▶ _SUPPLIED RECORDS_
• • • • • • •

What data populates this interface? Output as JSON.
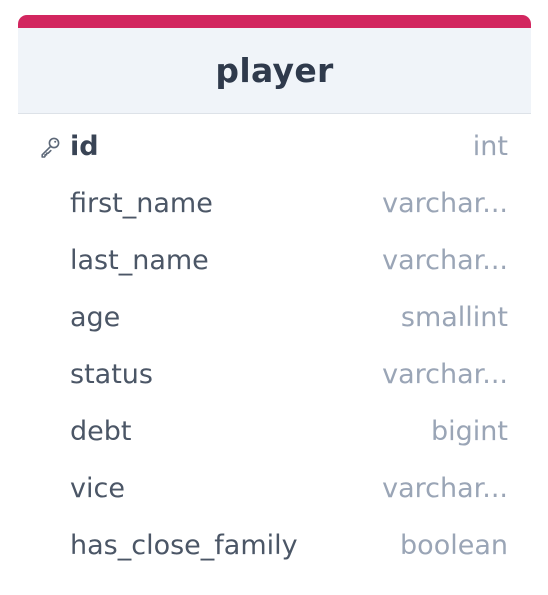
{
  "table": {
    "name": "player",
    "accent_color": "#d2265f",
    "columns": [
      {
        "name": "id",
        "type": "int",
        "primary_key": true,
        "icon": "key-icon"
      },
      {
        "name": "first_name",
        "type": "varchar..."
      },
      {
        "name": "last_name",
        "type": "varchar..."
      },
      {
        "name": "age",
        "type": "smallint"
      },
      {
        "name": "status",
        "type": "varchar..."
      },
      {
        "name": "debt",
        "type": "bigint"
      },
      {
        "name": "vice",
        "type": "varchar..."
      },
      {
        "name": "has_close_family",
        "type": "boolean"
      }
    ]
  }
}
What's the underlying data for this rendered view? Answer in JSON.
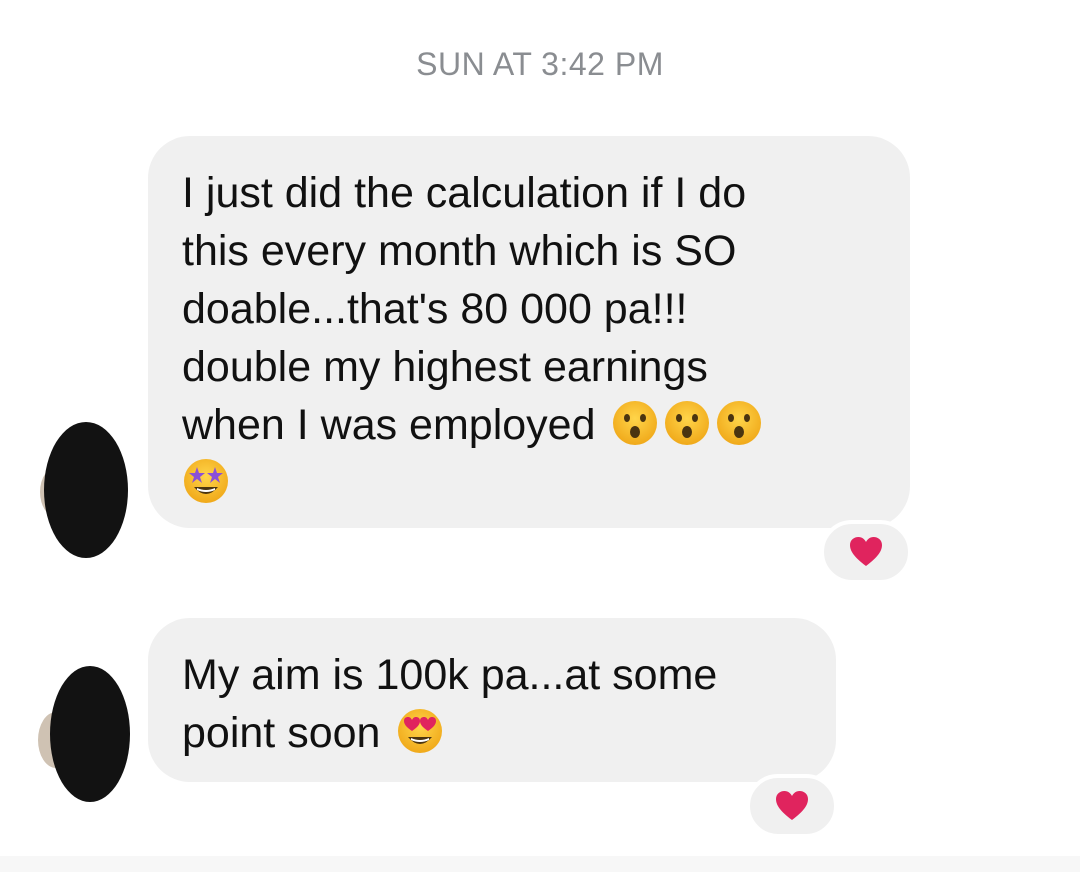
{
  "thread": {
    "timestamp": "SUN AT 3:42 PM"
  },
  "messages": [
    {
      "id": "msg-1",
      "lines": [
        "I just did the calculation if I do",
        "this every month which is SO",
        "doable...that's 80 000 pa!!!",
        "double my highest earnings",
        "when I was employed"
      ],
      "emoji": [
        "astonished-face",
        "astonished-face",
        "astonished-face",
        "star-struck-face"
      ],
      "reaction": "heart-icon"
    },
    {
      "id": "msg-2",
      "lines": [
        "My aim is 100k pa...at some",
        "point soon"
      ],
      "emoji": [
        "heart-eyes-face"
      ],
      "reaction": "heart-icon"
    }
  ],
  "colors": {
    "bubble": "#f0f0f0",
    "timestamp": "#8a8d91",
    "text": "#111111",
    "heart": "#e0245e",
    "emoji_face": "#f5b51e",
    "star": "#8a4fd8"
  }
}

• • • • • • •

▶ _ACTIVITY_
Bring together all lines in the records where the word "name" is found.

▶ _RESPONSE_
    "name": "player",
        "name": "id",
        "name": "first_name",
        "name": "last_name",
        "name": "age",
        "name": "status",
        "name": "debt",
        "name": "vice",
        "name": "has_close_family",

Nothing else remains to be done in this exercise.